> **EXERCISE DIRECTIONS**: The response has to be every entry, printed word for word.

-------- AVAILABLE RECORDS

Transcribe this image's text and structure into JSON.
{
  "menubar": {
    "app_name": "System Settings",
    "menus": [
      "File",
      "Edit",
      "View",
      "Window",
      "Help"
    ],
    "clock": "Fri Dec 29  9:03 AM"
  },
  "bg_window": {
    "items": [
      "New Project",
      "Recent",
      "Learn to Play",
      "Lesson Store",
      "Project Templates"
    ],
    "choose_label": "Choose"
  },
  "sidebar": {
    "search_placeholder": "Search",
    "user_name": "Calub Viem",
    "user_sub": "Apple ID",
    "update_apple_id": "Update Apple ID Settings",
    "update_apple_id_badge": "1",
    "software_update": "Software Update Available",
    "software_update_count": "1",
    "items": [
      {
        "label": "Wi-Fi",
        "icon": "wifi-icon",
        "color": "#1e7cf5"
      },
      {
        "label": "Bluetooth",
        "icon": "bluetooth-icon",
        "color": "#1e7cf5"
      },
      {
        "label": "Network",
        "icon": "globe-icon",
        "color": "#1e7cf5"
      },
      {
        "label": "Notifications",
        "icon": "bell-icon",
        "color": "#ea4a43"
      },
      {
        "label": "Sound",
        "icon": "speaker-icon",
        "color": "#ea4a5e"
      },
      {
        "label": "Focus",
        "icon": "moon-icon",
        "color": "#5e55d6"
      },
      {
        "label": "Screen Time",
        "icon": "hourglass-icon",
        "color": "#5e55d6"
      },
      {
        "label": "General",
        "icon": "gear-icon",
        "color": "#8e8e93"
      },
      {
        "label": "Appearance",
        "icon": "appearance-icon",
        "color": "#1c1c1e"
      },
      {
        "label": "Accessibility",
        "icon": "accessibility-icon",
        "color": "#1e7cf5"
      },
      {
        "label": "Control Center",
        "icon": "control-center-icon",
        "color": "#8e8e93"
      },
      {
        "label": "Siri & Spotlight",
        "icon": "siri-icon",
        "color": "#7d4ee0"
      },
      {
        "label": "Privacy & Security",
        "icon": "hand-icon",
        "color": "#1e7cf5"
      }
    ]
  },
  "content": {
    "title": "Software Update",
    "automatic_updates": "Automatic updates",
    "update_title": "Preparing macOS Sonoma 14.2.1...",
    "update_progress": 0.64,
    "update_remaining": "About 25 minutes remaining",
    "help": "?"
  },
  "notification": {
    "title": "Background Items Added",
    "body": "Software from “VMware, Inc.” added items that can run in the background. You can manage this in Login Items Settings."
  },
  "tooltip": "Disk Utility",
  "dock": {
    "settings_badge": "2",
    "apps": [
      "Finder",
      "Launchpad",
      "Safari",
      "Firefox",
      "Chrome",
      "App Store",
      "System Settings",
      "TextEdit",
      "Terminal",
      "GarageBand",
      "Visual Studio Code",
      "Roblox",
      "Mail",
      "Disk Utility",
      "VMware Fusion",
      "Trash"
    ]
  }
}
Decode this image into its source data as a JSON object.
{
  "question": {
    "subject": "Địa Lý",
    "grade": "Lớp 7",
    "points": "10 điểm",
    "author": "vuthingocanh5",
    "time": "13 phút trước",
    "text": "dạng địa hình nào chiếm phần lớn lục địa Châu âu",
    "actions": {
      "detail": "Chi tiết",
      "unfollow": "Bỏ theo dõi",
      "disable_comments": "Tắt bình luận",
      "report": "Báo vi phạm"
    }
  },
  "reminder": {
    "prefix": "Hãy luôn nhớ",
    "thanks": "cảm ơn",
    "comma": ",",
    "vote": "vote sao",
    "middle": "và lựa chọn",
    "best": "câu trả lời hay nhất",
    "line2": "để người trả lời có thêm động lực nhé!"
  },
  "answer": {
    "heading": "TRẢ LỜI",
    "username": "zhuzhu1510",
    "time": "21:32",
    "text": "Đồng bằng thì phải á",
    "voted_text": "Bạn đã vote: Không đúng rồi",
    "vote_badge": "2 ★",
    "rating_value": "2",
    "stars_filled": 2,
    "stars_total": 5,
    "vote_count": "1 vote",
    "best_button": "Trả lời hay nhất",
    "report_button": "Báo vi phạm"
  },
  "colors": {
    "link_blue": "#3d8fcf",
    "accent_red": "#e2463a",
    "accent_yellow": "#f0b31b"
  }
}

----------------

> **SOLUTION**:
Transcribe this image's text and structure into JSON.
{
  "menubar": {
    "app_name": "System Settings",
    "menus": [
      "File",
      "Edit",
      "View",
      "Window",
      "Help"
    ],
    "clock": "Fri Dec 29  9:03 AM"
  },
  "bg_window": {
    "items": [
      "New Project",
      "Recent",
      "Learn to Play",
      "Lesson Store",
      "Project Templates"
    ],
    "choose_label": "Choose"
  },
  "sidebar": {
    "search_placeholder": "Search",
    "user_name": "Calub Viem",
    "user_sub": "Apple ID",
    "update_apple_id": "Update Apple ID Settings",
    "update_apple_id_badge": "1",
    "software_update": "Software Update Available",
    "software_update_count": "1",
    "items": [
      {
        "label": "Wi-Fi",
        "icon": "wifi-icon",
        "color": "#1e7cf5"
      },
      {
        "label": "Bluetooth",
        "icon": "bluetooth-icon",
        "color": "#1e7cf5"
      },
      {
        "label": "Network",
        "icon": "globe-icon",
        "color": "#1e7cf5"
      },
      {
        "label": "Notifications",
        "icon": "bell-icon",
        "color": "#ea4a43"
      },
      {
        "label": "Sound",
        "icon": "speaker-icon",
        "color": "#ea4a5e"
      },
      {
        "label": "Focus",
        "icon": "moon-icon",
        "color": "#5e55d6"
      },
      {
        "label": "Screen Time",
        "icon": "hourglass-icon",
        "color": "#5e55d6"
      },
      {
        "label": "General",
        "icon": "gear-icon",
        "color": "#8e8e93"
      },
      {
        "label": "Appearance",
        "icon": "appearance-icon",
        "color": "#1c1c1e"
      },
      {
        "label": "Accessibility",
        "icon": "accessibility-icon",
        "color": "#1e7cf5"
      },
      {
        "label": "Control Center",
        "icon": "control-center-icon",
        "color": "#8e8e93"
      },
      {
        "label": "Siri & Spotlight",
        "icon": "siri-icon",
        "color": "#7d4ee0"
      },
      {
        "label": "Privacy & Security",
        "icon": "hand-icon",
        "color": "#1e7cf5"
      }
    ]
  },
  "content": {
    "title": "Software Update",
    "automatic_updates": "Automatic updates",
    "update_title": "Preparing macOS Sonoma 14.2.1...",
    "update_progress": 0.64,
    "update_remaining": "About 25 minutes remaining",
    "help": "?"
  },
  "notification": {
    "title": "Background Items Added",
    "body": "Software from “VMware, Inc.” added items that can run in the background. You can manage this in Login Items Settings."
  },
  "tooltip": "Disk Utility",
  "dock": {
    "settings_badge": "2",
    "apps": [
      "Finder",
      "Launchpad",
      "Safari",
      "Firefox",
      "Chrome",
      "App Store",
      "System Settings",
      "TextEdit",
      "Terminal",
      "GarageBand",
      "Visual Studio Code",
      "Roblox",
      "Mail",
      "Disk Utility",
      "VMware Fusion",
      "Trash"
    ]
  }
}
Decode this image into its source data as a JSON object.
{
  "question": {
    "subject": "Địa Lý",
    "grade": "Lớp 7",
    "points": "10 điểm",
    "author": "vuthingocanh5",
    "time": "13 phút trước",
    "text": "dạng địa hình nào chiếm phần lớn lục địa Châu âu",
    "actions": {
      "detail": "Chi tiết",
      "unfollow": "Bỏ theo dõi",
      "disable_comments": "Tắt bình luận",
      "report": "Báo vi phạm"
    }
  },
  "reminder": {
    "prefix": "Hãy luôn nhớ",
    "thanks": "cảm ơn",
    "comma": ",",
    "vote": "vote sao",
    "middle": "và lựa chọn",
    "best": "câu trả lời hay nhất",
    "line2": "để người trả lời có thêm động lực nhé!"
  },
  "answer": {
    "heading": "TRẢ LỜI",
    "username": "zhuzhu1510",
    "time": "21:32",
    "text": "Đồng bằng thì phải á",
    "voted_text": "Bạn đã vote: Không đúng rồi",
    "vote_badge": "2 ★",
    "rating_value": "2",
    "stars_filled": 2,
    "stars_total": 5,
    "vote_count": "1 vote",
    "best_button": "Trả lời hay nhất",
    "report_button": "Báo vi phạm"
  },
  "colors": {
    "link_blue": "#3d8fcf",
    "accent_red": "#e2463a",
    "accent_yellow": "#f0b31b"
  }
}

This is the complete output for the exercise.